By Dante Baza
A study, led by the University of Sydney in Australia and the Center for healthy brain aging, found that gradually increasing muscle strength through activities such as weightlifting improves cognitive function. The results of the study have been published in the Journal of American Geriatrics.
The trial was carried out on 100 patients with mild cognitive impairment between 55-68 years old. It observed progressive resistance training and the functioning of the brain.
They examined 100 older adults living with MCI. "Mild cognitive impairment" refers to older patients who have cognitive difficulties that are noticeable but not significant enough to interfere with their daily activities. The MCI patients were divided into four groups and assigned a range of activities. These included a combination of resistance exercise, a computerized cognitive training game, and placebos meant to mimic those. The resistance exercise yielded improvement, cognitive training and placebo activities did not. The study, in essence, demonstrated proportional relation between improvement in the brain and improvement in muscle strength.
"What we found in this follow-up study is that the improvement in cognition function was related to their muscle strength gains. The stronger people became, the greater the benefit for their brain." - Lead author Dr. Yorgi Mavros
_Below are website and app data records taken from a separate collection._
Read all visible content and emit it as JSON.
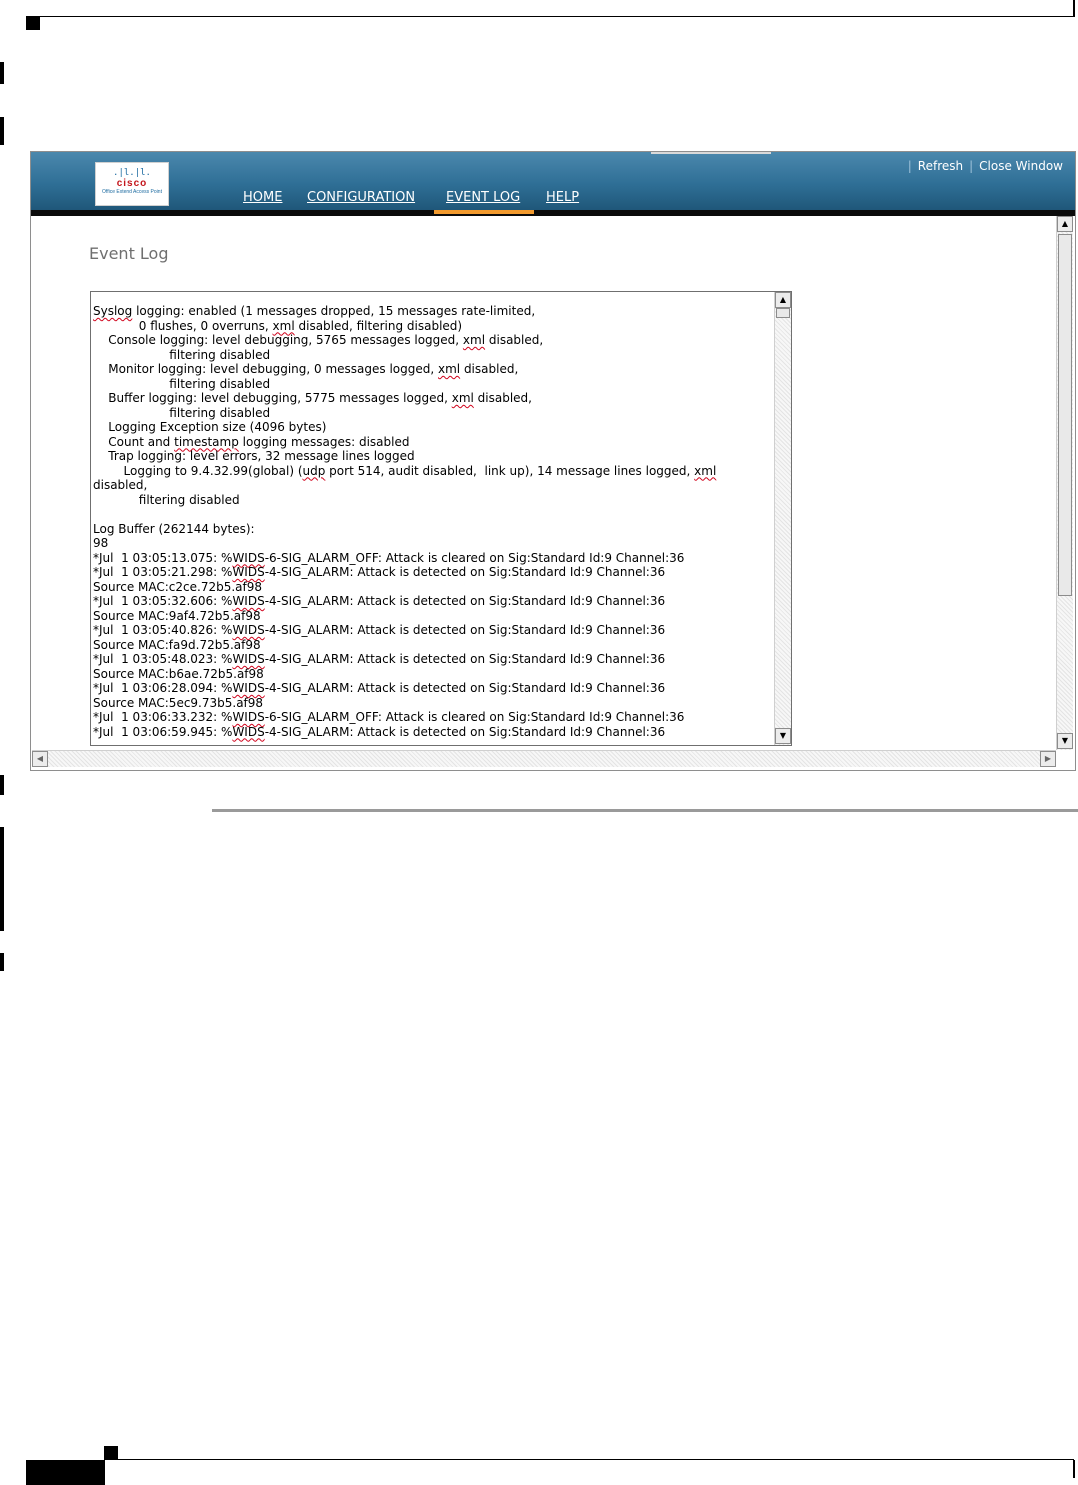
{
  "app": {
    "logo_text": "cisco",
    "logo_subtitle": "Office Extend Access Point"
  },
  "toplinks": {
    "refresh_label": "Refresh",
    "close_window_label": "Close Window"
  },
  "nav": {
    "items": [
      {
        "label": "HOME",
        "active": false
      },
      {
        "label": "CONFIGURATION",
        "active": false
      },
      {
        "label": "EVENT LOG",
        "active": true
      },
      {
        "label": "HELP",
        "active": false
      }
    ],
    "active_color": "#f29a2e"
  },
  "page": {
    "title": "Event Log"
  },
  "log": {
    "lines": [
      "Syslog logging: enabled (1 messages dropped, 15 messages rate-limited,",
      "            0 flushes, 0 overruns, xml disabled, filtering disabled)",
      "    Console logging: level debugging, 5765 messages logged, xml disabled,",
      "                    filtering disabled",
      "    Monitor logging: level debugging, 0 messages logged, xml disabled,",
      "                    filtering disabled",
      "    Buffer logging: level debugging, 5775 messages logged, xml disabled,",
      "                    filtering disabled",
      "    Logging Exception size (4096 bytes)",
      "    Count and timestamp logging messages: disabled",
      "    Trap logging: level errors, 32 message lines logged",
      "        Logging to 9.4.32.99(global) (udp port 514, audit disabled,  link up), 14 message lines logged, xml disabled,",
      "            filtering disabled",
      "",
      "Log Buffer (262144 bytes):",
      "98",
      "*Jul  1 03:05:13.075: %WIDS-6-SIG_ALARM_OFF: Attack is cleared on Sig:Standard Id:9 Channel:36",
      "*Jul  1 03:05:21.298: %WIDS-4-SIG_ALARM: Attack is detected on Sig:Standard Id:9 Channel:36",
      "Source MAC:c2ce.72b5.af98",
      "*Jul  1 03:05:32.606: %WIDS-4-SIG_ALARM: Attack is detected on Sig:Standard Id:9 Channel:36",
      "Source MAC:9af4.72b5.af98",
      "*Jul  1 03:05:40.826: %WIDS-4-SIG_ALARM: Attack is detected on Sig:Standard Id:9 Channel:36",
      "Source MAC:fa9d.72b5.af98",
      "*Jul  1 03:05:48.023: %WIDS-4-SIG_ALARM: Attack is detected on Sig:Standard Id:9 Channel:36",
      "Source MAC:b6ae.72b5.af98",
      "*Jul  1 03:06:28.094: %WIDS-4-SIG_ALARM: Attack is detected on Sig:Standard Id:9 Channel:36",
      "Source MAC:5ec9.73b5.af98",
      "*Jul  1 03:06:33.232: %WIDS-6-SIG_ALARM_OFF: Attack is cleared on Sig:Standard Id:9 Channel:36",
      "*Jul  1 03:06:59.945: %WIDS-4-SIG_ALARM: Attack is detected on Sig:Standard Id:9 Channel:36"
    ],
    "spellcheck_words": [
      "Syslog",
      "xml",
      "timestamp",
      "udp",
      "WIDS"
    ]
  },
  "colors": {
    "banner": "#2f6f96",
    "accent": "#f29a2e",
    "spellcheck": "#d0021b"
  }
}
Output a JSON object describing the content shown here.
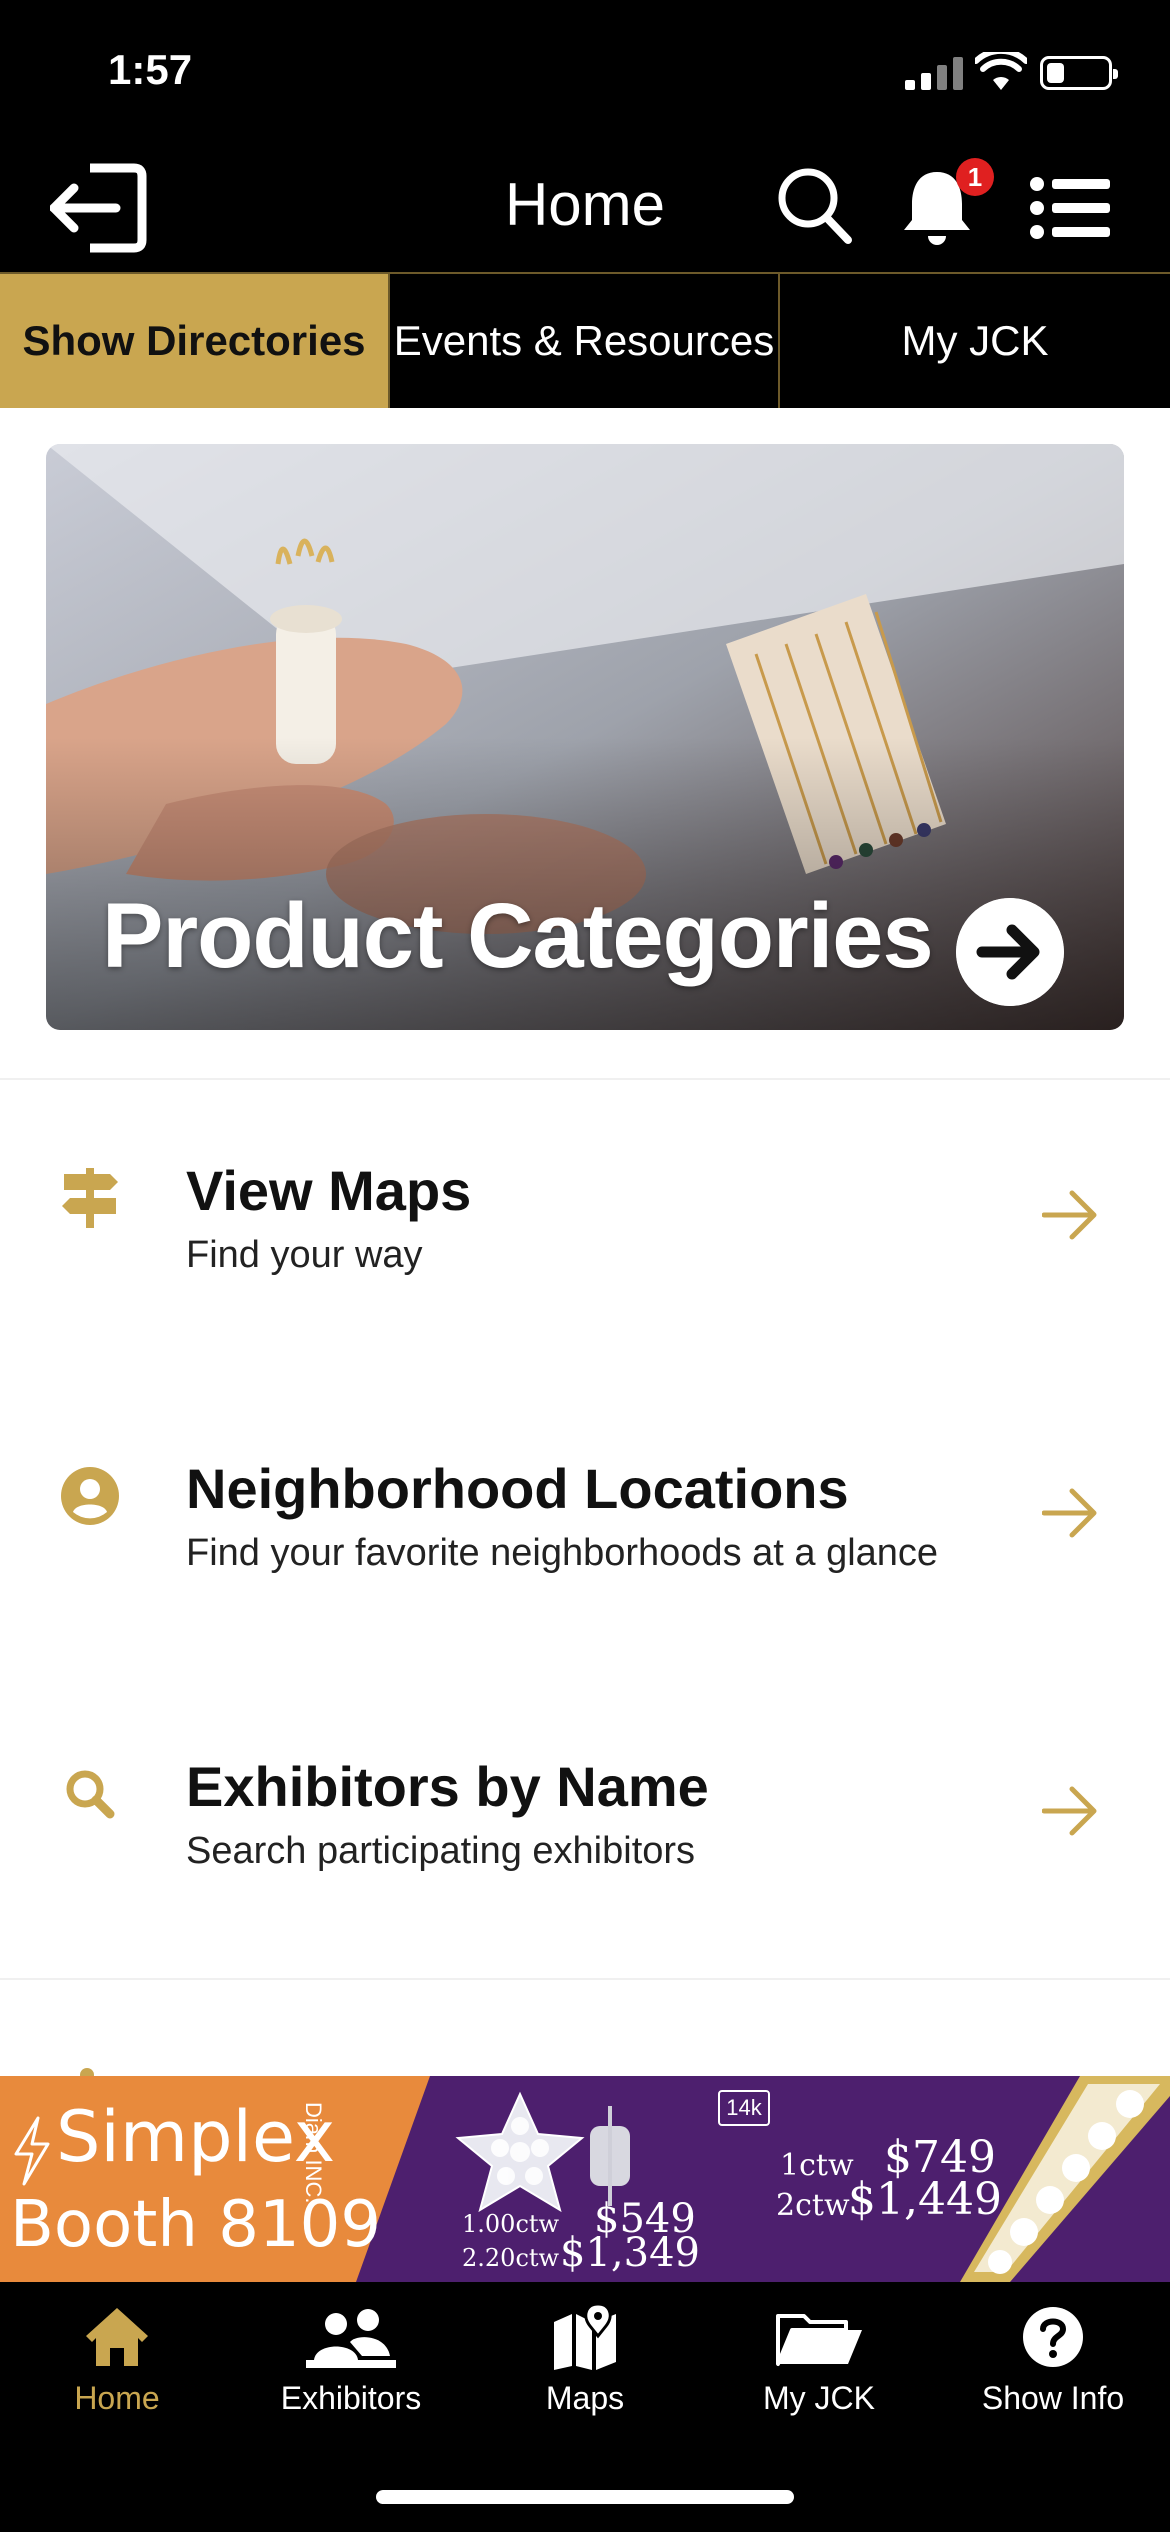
{
  "status": {
    "time": "1:57",
    "battery_level": 0.3
  },
  "nav": {
    "title": "Home",
    "notification_count": "1"
  },
  "top_tabs": [
    {
      "label": "Show Directories",
      "active": true
    },
    {
      "label": "Events & Resources",
      "active": false
    },
    {
      "label": "My JCK",
      "active": false
    }
  ],
  "hero": {
    "title": "Product Categories"
  },
  "list": [
    {
      "title": "View Maps",
      "subtitle": "Find your way",
      "icon": "signpost-icon"
    },
    {
      "title": "Neighborhood Locations",
      "subtitle": "Find your favorite neighborhoods at a glance",
      "icon": "user-circle-icon"
    },
    {
      "title": "Exhibitors by Name",
      "subtitle": "Search participating exhibitors",
      "icon": "search-icon"
    }
  ],
  "ad": {
    "brand": "Simplex",
    "brand_small": "Diam INC.",
    "booth": "Booth 8109",
    "karat": "14k",
    "left_prices": {
      "ctw1": "1.00ctw",
      "price1": "$549",
      "ctw2": "2.20ctw",
      "price2": "$1,349"
    },
    "right_prices": {
      "ctw1": "1ctw",
      "price1": "$749",
      "ctw2": "2ctw",
      "price2": "$1,449"
    }
  },
  "tab_bar": [
    {
      "label": "Home",
      "icon": "home-icon",
      "active": true
    },
    {
      "label": "Exhibitors",
      "icon": "exhibitors-icon",
      "active": false
    },
    {
      "label": "Maps",
      "icon": "map-icon",
      "active": false
    },
    {
      "label": "My JCK",
      "icon": "folder-icon",
      "active": false
    },
    {
      "label": "Show Info",
      "icon": "question-icon",
      "active": false
    }
  ],
  "colors": {
    "accent": "#c9a650",
    "badge": "#e02020",
    "ad_orange": "#e88a3c",
    "ad_purple": "#4d1f6e"
  }
}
Previous studies have shown a positive link between physical exercise and cognitive function as well. In one of these previous trials, participants did weightlifting sessions twice a week for 6 months, working to at least 80 percent of their peak strength. The weights were gradually increased as participants got stronger, all the while maintaining their peak strength at 80 percent.
"The more we can get people doing resistance training like weightlifting, the more likely we are to have a healthier aging population," says Dr. Mavros. "The key, however, is to make sure you are doing it frequently, at least twice a week, and at a high intensity so that you are maximizing your strength gains. This will give you the maximum benefit for your brain."
Based on the results of these studies, It has been suggested that exercise indirectly helps prevent the onset of Alzheimer's disease and lowers the risk of cognitive impairment. Exercise helps with physiological processes such as glucoregulation and cardiovascular health. When these processes are impaired they increase the risk of cognitive impairment and Alzheimer's disease.
People with mild cognitive impairment are particularly at risk for Alzheimer’s and Dementia; around 8% of people with MCI will develop one of these diseases in their lifetime. Alzheimer’s disease, for instance, is predicted to affect 13.8 million in the US by 2050. Thus, the findings are particularly significant.
The bottom line is that in addition to physical benefits, exercise may provide mental benefits and ward off dangerous illnesses.